> [DIRECTIONS FOR THIS TASK]: Repeat the records given below in full, with no changes.
[[ PROVIDED MATERIAL, beginning ]]
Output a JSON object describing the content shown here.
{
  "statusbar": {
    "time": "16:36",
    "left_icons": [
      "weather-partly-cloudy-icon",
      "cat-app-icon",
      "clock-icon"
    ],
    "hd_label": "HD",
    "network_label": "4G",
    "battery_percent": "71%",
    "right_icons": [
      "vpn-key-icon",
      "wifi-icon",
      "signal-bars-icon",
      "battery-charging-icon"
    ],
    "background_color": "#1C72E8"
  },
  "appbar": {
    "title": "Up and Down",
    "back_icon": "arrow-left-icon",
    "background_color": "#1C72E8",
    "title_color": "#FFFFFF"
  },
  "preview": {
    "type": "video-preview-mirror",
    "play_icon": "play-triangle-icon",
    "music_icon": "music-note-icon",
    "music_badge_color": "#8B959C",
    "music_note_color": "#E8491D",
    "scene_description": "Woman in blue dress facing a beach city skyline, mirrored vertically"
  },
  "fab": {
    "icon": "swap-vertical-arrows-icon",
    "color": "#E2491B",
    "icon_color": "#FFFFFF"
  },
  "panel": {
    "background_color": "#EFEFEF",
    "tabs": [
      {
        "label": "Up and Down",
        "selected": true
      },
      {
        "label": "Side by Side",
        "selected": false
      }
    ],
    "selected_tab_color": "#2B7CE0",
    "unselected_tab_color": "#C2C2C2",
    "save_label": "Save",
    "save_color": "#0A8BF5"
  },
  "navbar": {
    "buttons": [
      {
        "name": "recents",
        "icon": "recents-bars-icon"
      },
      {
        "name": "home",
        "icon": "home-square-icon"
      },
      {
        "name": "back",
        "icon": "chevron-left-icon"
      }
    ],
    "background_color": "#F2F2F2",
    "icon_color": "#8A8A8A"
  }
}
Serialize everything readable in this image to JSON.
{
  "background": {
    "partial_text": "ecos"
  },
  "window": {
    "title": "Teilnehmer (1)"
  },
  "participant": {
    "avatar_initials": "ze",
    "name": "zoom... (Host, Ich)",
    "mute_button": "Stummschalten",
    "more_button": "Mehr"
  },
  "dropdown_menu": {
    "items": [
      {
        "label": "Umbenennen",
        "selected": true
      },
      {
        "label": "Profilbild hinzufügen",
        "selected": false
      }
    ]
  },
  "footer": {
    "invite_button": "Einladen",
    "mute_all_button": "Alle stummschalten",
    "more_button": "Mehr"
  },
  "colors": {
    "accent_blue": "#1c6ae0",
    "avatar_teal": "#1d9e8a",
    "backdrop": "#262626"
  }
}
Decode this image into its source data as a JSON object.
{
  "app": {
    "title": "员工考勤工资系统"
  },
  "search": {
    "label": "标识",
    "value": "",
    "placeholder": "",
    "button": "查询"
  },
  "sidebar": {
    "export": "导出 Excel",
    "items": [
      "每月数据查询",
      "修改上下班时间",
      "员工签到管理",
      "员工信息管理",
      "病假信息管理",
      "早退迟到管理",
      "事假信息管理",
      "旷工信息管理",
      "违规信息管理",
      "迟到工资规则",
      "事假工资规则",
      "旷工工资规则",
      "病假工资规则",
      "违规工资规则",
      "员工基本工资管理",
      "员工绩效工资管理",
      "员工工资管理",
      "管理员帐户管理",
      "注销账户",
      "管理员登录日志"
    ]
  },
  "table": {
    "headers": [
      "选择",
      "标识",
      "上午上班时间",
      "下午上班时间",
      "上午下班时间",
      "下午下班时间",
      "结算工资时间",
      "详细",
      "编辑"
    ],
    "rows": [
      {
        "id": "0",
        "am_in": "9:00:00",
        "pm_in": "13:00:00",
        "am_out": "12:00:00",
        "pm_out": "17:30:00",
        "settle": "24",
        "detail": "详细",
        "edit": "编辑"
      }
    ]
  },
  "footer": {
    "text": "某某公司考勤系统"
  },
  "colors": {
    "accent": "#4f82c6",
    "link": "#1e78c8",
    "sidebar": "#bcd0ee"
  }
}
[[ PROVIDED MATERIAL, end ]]
> [YOUR SOLUTION]:
Output a JSON object describing the content shown here.
{
  "statusbar": {
    "time": "16:36",
    "left_icons": [
      "weather-partly-cloudy-icon",
      "cat-app-icon",
      "clock-icon"
    ],
    "hd_label": "HD",
    "network_label": "4G",
    "battery_percent": "71%",
    "right_icons": [
      "vpn-key-icon",
      "wifi-icon",
      "signal-bars-icon",
      "battery-charging-icon"
    ],
    "background_color": "#1C72E8"
  },
  "appbar": {
    "title": "Up and Down",
    "back_icon": "arrow-left-icon",
    "background_color": "#1C72E8",
    "title_color": "#FFFFFF"
  },
  "preview": {
    "type": "video-preview-mirror",
    "play_icon": "play-triangle-icon",
    "music_icon": "music-note-icon",
    "music_badge_color": "#8B959C",
    "music_note_color": "#E8491D",
    "scene_description": "Woman in blue dress facing a beach city skyline, mirrored vertically"
  },
  "fab": {
    "icon": "swap-vertical-arrows-icon",
    "color": "#E2491B",
    "icon_color": "#FFFFFF"
  },
  "panel": {
    "background_color": "#EFEFEF",
    "tabs": [
      {
        "label": "Up and Down",
        "selected": true
      },
      {
        "label": "Side by Side",
        "selected": false
      }
    ],
    "selected_tab_color": "#2B7CE0",
    "unselected_tab_color": "#C2C2C2",
    "save_label": "Save",
    "save_color": "#0A8BF5"
  },
  "navbar": {
    "buttons": [
      {
        "name": "recents",
        "icon": "recents-bars-icon"
      },
      {
        "name": "home",
        "icon": "home-square-icon"
      },
      {
        "name": "back",
        "icon": "chevron-left-icon"
      }
    ],
    "background_color": "#F2F2F2",
    "icon_color": "#8A8A8A"
  }
}
Serialize everything readable in this image to JSON.
{
  "background": {
    "partial_text": "ecos"
  },
  "window": {
    "title": "Teilnehmer (1)"
  },
  "participant": {
    "avatar_initials": "ze",
    "name": "zoom... (Host, Ich)",
    "mute_button": "Stummschalten",
    "more_button": "Mehr"
  },
  "dropdown_menu": {
    "items": [
      {
        "label": "Umbenennen",
        "selected": true
      },
      {
        "label": "Profilbild hinzufügen",
        "selected": false
      }
    ]
  },
  "footer": {
    "invite_button": "Einladen",
    "mute_all_button": "Alle stummschalten",
    "more_button": "Mehr"
  },
  "colors": {
    "accent_blue": "#1c6ae0",
    "avatar_teal": "#1d9e8a",
    "backdrop": "#262626"
  }
}
Decode this image into its source data as a JSON object.
{
  "app": {
    "title": "员工考勤工资系统"
  },
  "search": {
    "label": "标识",
    "value": "",
    "placeholder": "",
    "button": "查询"
  },
  "sidebar": {
    "export": "导出 Excel",
    "items": [
      "每月数据查询",
      "修改上下班时间",
      "员工签到管理",
      "员工信息管理",
      "病假信息管理",
      "早退迟到管理",
      "事假信息管理",
      "旷工信息管理",
      "违规信息管理",
      "迟到工资规则",
      "事假工资规则",
      "旷工工资规则",
      "病假工资规则",
      "违规工资规则",
      "员工基本工资管理",
      "员工绩效工资管理",
      "员工工资管理",
      "管理员帐户管理",
      "注销账户",
      "管理员登录日志"
    ]
  },
  "table": {
    "headers": [
      "选择",
      "标识",
      "上午上班时间",
      "下午上班时间",
      "上午下班时间",
      "下午下班时间",
      "结算工资时间",
      "详细",
      "编辑"
    ],
    "rows": [
      {
        "id": "0",
        "am_in": "9:00:00",
        "pm_in": "13:00:00",
        "am_out": "12:00:00",
        "pm_out": "17:30:00",
        "settle": "24",
        "detail": "详细",
        "edit": "编辑"
      }
    ]
  },
  "footer": {
    "text": "某某公司考勤系统"
  },
  "colors": {
    "accent": "#4f82c6",
    "link": "#1e78c8",
    "sidebar": "#bcd0ee"
  }
}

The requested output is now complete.